There is a worrying high mismatch between private equity managers and their clients across a range of matters from returns, to fees, to communications, as a year approaches when mid-market private equity firms are expected to seek over €50bn from European investors.
Additionally 91% of investors feel managers should invest more in their own funds. On this point, at least, most managers (85%) agree.
bfinance’s study of 41, mainly European, investors in private equity funds looked more at return expectations, finding similar gaps.
Most investors (88%) named an improvement of their overall portfolio returns as the first or second most important reason for investing in private equity. But fewer than half of them actually achieved from their investment the most common return expectation, of net internal rates of return (IRR) over three years. Some 93% of institutional investors wanted this level of return.
Emmanuel Léchère, head of market intelligence group at bfinance, said: “Institutional investors have adjusted their expected returns downward across most investments strategies facing a significant amount of capital uninvested, high competition for transactions and extended holding periods driven by lack of financing and liquidity constraints.”
Lorenzo Rossi (pictured), bfinance’s managing director for private markets, said: “Average returns in the asset class often do not justify the illiquidity. Too often realized returns net of all fees fall short of expectations. Therefore, investors need to focus on selecting the right managers that can create superior absolute returns.
“Amongst these, investors should seek out those that are correctly aligned to extract value for investors, rather than for themselves.”
One notable exception to the trend of investor disappointment was private debt strategies. There, historic returns meet most closely with expectations. Here, 74% of investors expected a net IRR of over 10%, achieved by nearly 70%.
This strategy also gives a better risk-adjusted return than other private equity strategies, the consultants said.
The investors were more disappointed, on the other hand, if they invested in venture capital, where 87% of allocators expected over 10% returns, but only 44% got it.
And they were most disappointed if they invested in special situations investments, where 97% of allocators wanted the same returns, but only 24% got them.
Among other sub-strategies of the private equity family, there was a narrower gap in buyout investment strategies between those (89%) expecting over 10% IRR, and those (73%) actually receiving it.

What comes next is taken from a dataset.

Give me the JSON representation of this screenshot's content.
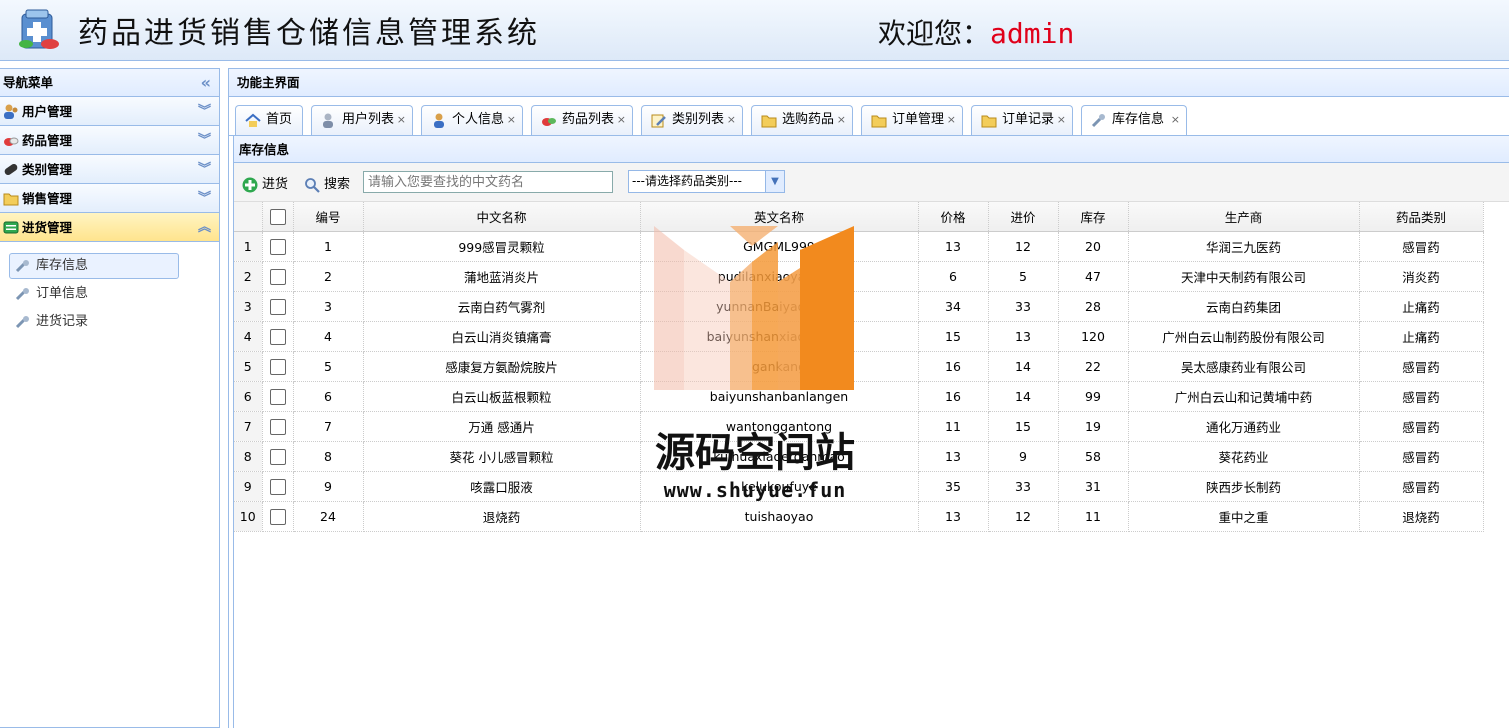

Investors seem absolutely unwilling to suffer losses from their private equity investments, as 56% consider private equity an absolute return asset class. By comparison, only 7% of investors compare private equity returns to ‘inflation-plus’ indices, and only 51% compare to public market performance, plus a premium for illiquidity.